I have a friend (British, of the English variety) whose wife of thirty years is Indian, from Gujarat.  She's a very sweet lady; but, it would seem, not a natural linguist; after decades of living in the UK and speaking English most of the time, her English can still be a bit "wobbly"; including, having problems with he / she. (One takes it that Gujarati, like Korean, does not have gendered pronouns.)

One is prompted to wonder: do Asian languages, which seem as regards word-use (pronunciation, a different thing) usually to go the "simple" route, maybe have the best idea?  Why tie oneself in linguistic knots about gender stuff, when such things can be worked out from the context?  That applies to relatively-simple English; let alone to such tongues as the Romance languages, and German and Russian, which -- it would seem -- gratuitously choose to make life difficult by assigning different genders to inanimate objects.

Well, not to get too far off on the linguistic tangent, but IMO most languages that develop organically over centuries/millennia reach about the same level of complexity overall, if not in one area then another. So maybe Korean doesn't have gendered pronouns, but I believe they do have a rather complicated (to me) system of address based on hierarchy and relationship, with different words and constructions used depending on if they're talking to someone older or younger, supervisory or supervised, etc.. Personally I think that would be very difficult to get correct as a non-native speaker--a mistake could be seen as rude, not just poor communication.

When I studied French in high school I had such trouble with the gendered objects. You really just have to memorize them as they often make no logical sense. I find that when a language lacks an entire concept, it's a lot more difficult to teach it to someone than if it's just a matter of different vocabulary words, or simple rules about whether the adjective goes before or after the noun. Personally I find languages and language change fascinating, and understanding how mistakes come about helps me to explain the correct way to someone. I think "should of" instead of "should have" is really interesting, for example--it appears to be related to people hearing the contraction (should've) far more often than they see or write it. Because really, it does sound like "should of," at least in my part of the world.
~Lynn2000

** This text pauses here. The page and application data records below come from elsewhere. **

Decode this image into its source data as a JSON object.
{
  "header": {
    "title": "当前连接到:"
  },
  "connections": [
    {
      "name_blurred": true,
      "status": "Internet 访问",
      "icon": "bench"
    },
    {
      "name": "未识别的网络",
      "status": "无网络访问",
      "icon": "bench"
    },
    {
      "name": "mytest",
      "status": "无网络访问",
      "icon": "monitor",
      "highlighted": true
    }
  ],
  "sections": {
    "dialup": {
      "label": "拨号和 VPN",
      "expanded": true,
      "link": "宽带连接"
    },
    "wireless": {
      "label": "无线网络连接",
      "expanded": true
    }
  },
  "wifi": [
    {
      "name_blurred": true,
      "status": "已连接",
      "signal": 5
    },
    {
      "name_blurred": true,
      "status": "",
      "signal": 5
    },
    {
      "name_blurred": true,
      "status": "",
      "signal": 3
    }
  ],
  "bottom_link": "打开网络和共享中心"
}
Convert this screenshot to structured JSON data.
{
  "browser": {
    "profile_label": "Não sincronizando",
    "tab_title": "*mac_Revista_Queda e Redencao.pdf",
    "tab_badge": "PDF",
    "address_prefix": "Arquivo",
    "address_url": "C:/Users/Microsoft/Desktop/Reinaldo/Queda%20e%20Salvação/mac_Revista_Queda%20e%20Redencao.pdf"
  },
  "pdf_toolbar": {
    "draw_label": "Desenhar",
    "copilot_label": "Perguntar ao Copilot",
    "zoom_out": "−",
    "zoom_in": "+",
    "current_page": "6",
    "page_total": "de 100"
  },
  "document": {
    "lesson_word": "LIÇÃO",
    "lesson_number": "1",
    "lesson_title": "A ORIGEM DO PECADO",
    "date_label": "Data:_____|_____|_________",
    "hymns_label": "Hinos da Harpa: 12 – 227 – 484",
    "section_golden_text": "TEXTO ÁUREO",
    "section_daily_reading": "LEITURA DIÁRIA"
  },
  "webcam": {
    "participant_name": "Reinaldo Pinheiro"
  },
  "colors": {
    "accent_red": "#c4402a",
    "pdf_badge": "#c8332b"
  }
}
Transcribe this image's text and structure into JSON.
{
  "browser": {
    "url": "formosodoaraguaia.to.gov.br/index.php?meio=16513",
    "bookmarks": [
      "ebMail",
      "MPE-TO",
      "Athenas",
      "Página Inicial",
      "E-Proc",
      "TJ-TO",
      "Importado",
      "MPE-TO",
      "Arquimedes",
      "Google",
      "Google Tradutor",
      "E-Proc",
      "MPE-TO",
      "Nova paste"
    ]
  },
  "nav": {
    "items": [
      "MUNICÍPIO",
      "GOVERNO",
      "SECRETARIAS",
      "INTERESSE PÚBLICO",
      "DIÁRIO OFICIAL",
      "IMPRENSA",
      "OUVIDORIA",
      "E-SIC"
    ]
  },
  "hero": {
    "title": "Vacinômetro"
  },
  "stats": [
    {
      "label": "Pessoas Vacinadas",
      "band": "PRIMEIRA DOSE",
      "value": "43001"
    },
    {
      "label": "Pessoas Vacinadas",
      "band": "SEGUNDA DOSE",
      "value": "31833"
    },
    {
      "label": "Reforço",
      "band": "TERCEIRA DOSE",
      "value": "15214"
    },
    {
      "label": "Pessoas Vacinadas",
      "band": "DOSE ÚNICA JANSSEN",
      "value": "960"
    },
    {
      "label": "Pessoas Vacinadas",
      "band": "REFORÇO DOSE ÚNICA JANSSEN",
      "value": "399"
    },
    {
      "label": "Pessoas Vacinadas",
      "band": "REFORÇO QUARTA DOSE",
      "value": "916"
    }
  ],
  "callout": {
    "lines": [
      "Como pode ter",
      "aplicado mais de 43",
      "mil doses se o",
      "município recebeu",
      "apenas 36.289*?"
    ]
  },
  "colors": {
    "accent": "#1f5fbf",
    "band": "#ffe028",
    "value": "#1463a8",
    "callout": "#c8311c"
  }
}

menley

  • Member
  • **
  • Posts: 627
Re: Grammer and spellling that make you twitch
« Reply #148 on: September 18, 2013, 02:19:24 PM »
Hungarian doesn't have a separate word for he and she, so many of my Hungarian friends seem to have trouble remembering which is which when speaking English. I can't tell you how many times someone has said "she" about my husband :) I remind myself that I butcher their language in far more severe ways on a daily basis though, so I can't get too annoyed by it!

pandabear

  • Jr. Member
  • *
  • Posts: 82
Re: Grammer and spellling that make you twitch
« Reply #149 on: September 18, 2013, 02:23:20 PM »

 I haven't read the entire thread yet, but one of my biggest pet peeves is using cause or cos instead of because.  It's not that difficult a word to spell!

 mixing up advice and advise is another.  And the last... misspelling ridiculous.  There is no e.